  • JAIF reports power generation trucks were brought to the Fukushima power complex within 24 hours of the complete loss of power. The first attempted hook up was to Unit #2 switchboard, and some power was sent into the system for a short time until the Unit #1 hydrogen explosion, which “fried” the connection. Two days later, a second hookup with Unit #2 was about to be completed when concrete chunks from #3 hydrogen explosion destroyed the truck. (At least they tried! They should have told us.)
  • JAIF also reports that the back-up batteries for Units #2 & 3 were “engulfed” by the tsunami and shorted out. They were completely useless thereafter.
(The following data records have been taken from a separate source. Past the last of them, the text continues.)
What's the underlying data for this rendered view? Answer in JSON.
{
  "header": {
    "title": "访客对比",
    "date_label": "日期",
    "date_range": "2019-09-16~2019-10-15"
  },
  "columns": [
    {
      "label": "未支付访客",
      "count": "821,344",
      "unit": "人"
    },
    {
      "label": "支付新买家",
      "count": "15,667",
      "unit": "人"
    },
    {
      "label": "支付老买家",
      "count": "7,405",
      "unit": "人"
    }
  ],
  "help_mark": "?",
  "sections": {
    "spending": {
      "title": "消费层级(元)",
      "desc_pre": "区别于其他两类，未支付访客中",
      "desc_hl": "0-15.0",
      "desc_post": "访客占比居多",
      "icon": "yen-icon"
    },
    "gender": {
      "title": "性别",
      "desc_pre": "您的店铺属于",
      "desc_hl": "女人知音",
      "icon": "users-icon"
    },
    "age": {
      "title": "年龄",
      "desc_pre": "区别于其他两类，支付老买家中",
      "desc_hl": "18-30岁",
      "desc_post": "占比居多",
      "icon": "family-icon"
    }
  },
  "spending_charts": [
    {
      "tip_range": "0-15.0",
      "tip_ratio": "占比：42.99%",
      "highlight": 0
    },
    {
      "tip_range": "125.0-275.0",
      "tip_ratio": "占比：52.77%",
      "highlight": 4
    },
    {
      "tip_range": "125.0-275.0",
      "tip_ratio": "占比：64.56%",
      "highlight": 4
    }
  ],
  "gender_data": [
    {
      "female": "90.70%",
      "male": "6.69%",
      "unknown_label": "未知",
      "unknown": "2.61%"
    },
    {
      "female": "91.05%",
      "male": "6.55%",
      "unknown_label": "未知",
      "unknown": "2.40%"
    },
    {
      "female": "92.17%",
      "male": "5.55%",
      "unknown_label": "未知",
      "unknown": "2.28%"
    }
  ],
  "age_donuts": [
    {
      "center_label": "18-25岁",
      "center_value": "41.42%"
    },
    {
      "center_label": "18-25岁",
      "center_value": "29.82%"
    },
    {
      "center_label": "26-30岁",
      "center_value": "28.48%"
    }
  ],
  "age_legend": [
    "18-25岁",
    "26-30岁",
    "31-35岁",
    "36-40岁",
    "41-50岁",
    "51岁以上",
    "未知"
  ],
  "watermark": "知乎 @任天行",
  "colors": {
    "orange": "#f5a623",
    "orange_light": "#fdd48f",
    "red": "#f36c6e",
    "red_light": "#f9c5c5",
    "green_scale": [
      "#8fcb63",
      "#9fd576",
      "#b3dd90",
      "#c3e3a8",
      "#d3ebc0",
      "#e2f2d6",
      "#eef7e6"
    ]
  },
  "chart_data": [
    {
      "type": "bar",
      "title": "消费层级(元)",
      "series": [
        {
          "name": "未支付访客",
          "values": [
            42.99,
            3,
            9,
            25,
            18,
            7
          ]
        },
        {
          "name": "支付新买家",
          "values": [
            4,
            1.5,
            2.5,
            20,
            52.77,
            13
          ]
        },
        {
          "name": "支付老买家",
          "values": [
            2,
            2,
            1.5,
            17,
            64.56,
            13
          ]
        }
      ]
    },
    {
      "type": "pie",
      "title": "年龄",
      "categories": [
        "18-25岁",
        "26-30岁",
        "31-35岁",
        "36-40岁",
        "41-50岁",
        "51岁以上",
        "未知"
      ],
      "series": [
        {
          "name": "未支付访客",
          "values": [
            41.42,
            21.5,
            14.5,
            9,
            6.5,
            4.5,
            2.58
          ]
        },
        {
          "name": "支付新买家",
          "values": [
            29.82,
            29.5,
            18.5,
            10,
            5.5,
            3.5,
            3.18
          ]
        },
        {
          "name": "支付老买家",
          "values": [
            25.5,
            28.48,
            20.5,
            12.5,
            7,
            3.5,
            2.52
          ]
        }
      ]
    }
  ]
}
  • Asahi Shimbun contends that during the first week of the emergency many “experts” in Japan said one or more meltdowns occurred , but niether TEPCO nor the government would confirm. Instead, they downplayed the possible extent of damage to the cores and proceeded on that false assumption.
  • It now seems that the physical integrity of RPV penetrations larger than instrumentation lines were compromised for a time on each Unit, and TEPCO had more than enough evidence to tell us upon discovery of the turbine basement waters. For Unit #3, this may have included one or more of the CRDMs through the bottom of the RPV. Speculation now exists that some of the fully melted core (corium) from Unit #3 fuel cell may have broken through the CRDM housing (or housings) and fell to the concrete floor beneath. The base mat below the RPV is ~ 10 feet thick, made of high-density steel-reinforced concrete. Even a full corium breach to the floor wouldn’t get more than a few inches into the base mat before cooling and solidifying. Regardless, the leaked corium would have cooled and solidified almost immediately upon contact with the floor.
  • This morning, NISA ordered a full disclosure of all information concerning the first week of the emergency, specific to the reasons for all accident-related events at the facility, both inside (leading to fuel damage) and outside (loss of all electrical supplies). What else will we find out?

Now for some good news….

  • All three cores are thousands of degrees below fuel melting temperature, so the large volumes of corium that dropped into the RPV bottom heads have cooled and solidified. This means any bottom head breaches sealed early-on, and have been closed for two months! Thus, any continuing leaks from the RPVs must be higher up, through wall penetrations.
  • RPV #1 temperatures at the bottom head and feedwater nozzle high above the head, are both below the 95 oC criteria for “cold shutdown” conditions. The unsteady nature of plant conditions, however, make a cold shutdown declaration imprudent, to say the least.
  • Core temperatures for Units #2 & 3 continue to decrease. It makes no sense to continue reporting RPV pressures since the new revelations make it unlikely the pressure detectors survived the intense heat.